ERISA vista | PLANADVISER September/October 2016

Sweeping Changes in Advice

A look at changes over the past decade

By Fred Reish and Joan Neri | September/October 2016

PAJF16_Article-Image-ERISA-Reish-and-Neri-Portrait_Tim-Bower.jpgArt by Tim BowerADVISER QUESTION: In light of the new Department of Labor (DOL) rule on fiduciary status, how has advice to retirement plans changed over the past 10 years?

ANSWER: Retirement plan advice has changed to respond to: plan sponsors’ desire for assistance in satisfying their fiduciary duties; the increased pressure on reducing costs; and the needs of aging Baby Boomers. Here’s our list of some of the most significant changes.

• Transition from sales-based to advice-based services for small to mid-market plans. With the increase in fiduciary breach claims, Employee Retirement Income Security Act (ERISA) plan sponsors of small to mid-market plans have increasingly looked to advisers to assist them in satisfying their fiduciary responsibilities. To respond to this need, over the past decade, more advisers have been accepting fiduciary status and offering investment advisory services.

This shift will be even more pronounced after the DOL fiduciary rule becomes applicable because the new requirements will lead to more advisers being considered fiduciaries. And a fiduciary adviser who receives compensation that varies based on the investment advice given, such as in the case of sales-based compensation, commits a prohibited transaction. To avoid this result, more advisers will likely offer advice-based services for a level fee—i.e., asset-based or dollar amount.
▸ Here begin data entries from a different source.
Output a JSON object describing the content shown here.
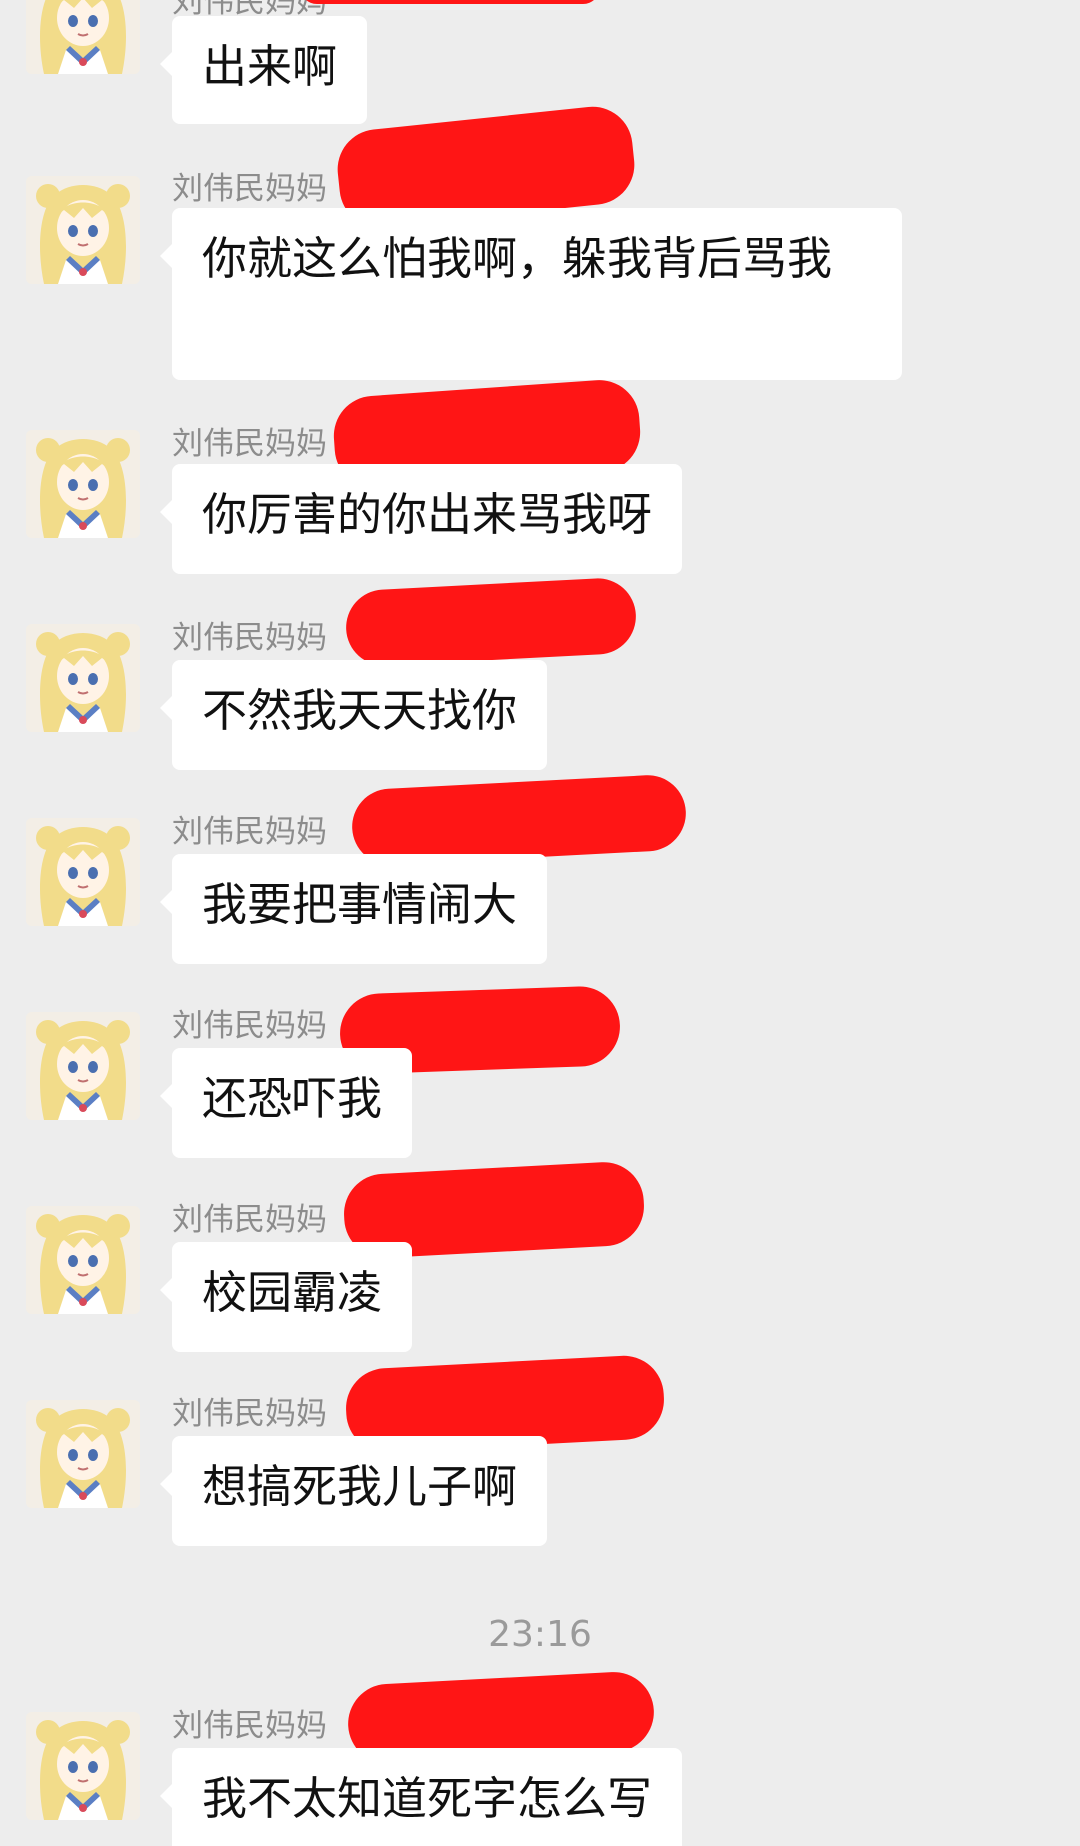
{
  "sender_name": "刘伟民妈妈",
  "timestamp": "23:16",
  "messages": [
    {
      "text": "出来啊"
    },
    {
      "text": "你就这么怕我啊，躲我背后骂我"
    },
    {
      "text": "你厉害的你出来骂我呀"
    },
    {
      "text": "不然我天天找你"
    },
    {
      "text": "我要把事情闹大"
    },
    {
      "text": "还恐吓我"
    },
    {
      "text": "校园霸凌"
    },
    {
      "text": "想搞死我儿子啊"
    },
    {
      "text": "我不太知道死字怎么写"
    }
  ],
  "colors": {
    "background": "#ededed",
    "bubble": "#ffffff",
    "redaction": "#ff1515",
    "sender_text": "#8c8c8c"
  },
  "icons": {
    "avatar": "anime-girl-avatar-icon"
  }
}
• Movement from actively managed mutual funds to passive index funds. The common complaint by participants in lawsuits during this decade has been that they pay unreasonably high expenses, which reduce their returns. This has put increased pressure on investment fiduciaries to explore lower-cost investment alternatives. In undertaking this evaluation, more investment fiduciaries have found that lower-cost, passively managed index funds are prudent investment choices for inclusion on the plan investment lineup—rather than actively managed funds, which have higher costs.

• More retirement plan advisers provide consulting services. Plan sponsors increasingly look to advisers to provide consulting, as well as investment advisory, services. For example, automatic features are growing in popularity, and advisers now regularly consult with plan sponsors  about automatic enrollment, automatic deferral increases and automatic re-enrollment. Educating plan sponsors about their fiduciary responsibilities is another common consulting service offered by advisers. Some advisers assist plan sponsors in selecting and monitoring service providers, and in transitioning from one service provider to another. We expect this trend to continue and more advisers to regularly offer these valuable services.

• Greater knowledge and expertise regarding target-date funds (TDFs). Target-date funds are now one of the most popular 401(k) plan investment options. Recognizing this, the DOL published guidance for fiduciaries on the prudent selection and monitoring of the funds. These circumstances have caused advisers to become more knowledgeable about TDFs and more skilled at advising plan sponsors about the prudent selection and monitoring of them.

• Benchmarking services are regularly used. The ERISA 408(b)(2) disclosure requirement resulted in increased transparency in service provider fees to enable plan sponsors to assess the fees’ reasonableness. The determination of reasonableness requires considering the fees in relation to the quality of the services provided. Benchmarking is now regularly used by knowledgeable advisers to aid in this process.

• Emphasis on achievement of benefit adequacy and other plan success criteria.

Plan sponsors are increasingly interested in ensuring that participants are provided with adequate benefits at retirement. To address this need, experienced advisers are working with plan sponsors to target an appropriate retirement benefit goal for aiding their participants and to assist in developing a process that achieves it.

 • Increased concern about adequacy of plan distribution options for aging participants. Retirement income planning also concerns plan sponsors in regard to aging Baby Boomers. Advisers are helping by exploring retirement plan distribution options for plan sponsors to potentially consider.

• Increased scrutiny of plan expenses and conflicts of interest in individual retirement accounts (IRAs). Once the fiduciary rule is applicable, IRA investors may be making claims about unreasonably high expenses and service provider conflicts of interest, like 401(k) participants are doing. Advisers should anticipate this and make appropriate changes to their business model to avoid such claims.

Fred Reish is chair of the Financial Services ERISA practice at the law firm Drinker, Biddle & Reath. A nationally recognized expert in employee benefits law, Reish has written four books and many articles on the Employee Retirement Income Security Act (ERISA), Internal Revenue Service (IRS) and Department of Labor (DOL) audits, as well as pension plan disputes. Joan Neri, who has been associated with the firm since 1988, is counsel on the Employee Benefits and Executive Compensation Practice Group. Her practice focuses on all aspects of employee benefits counseling.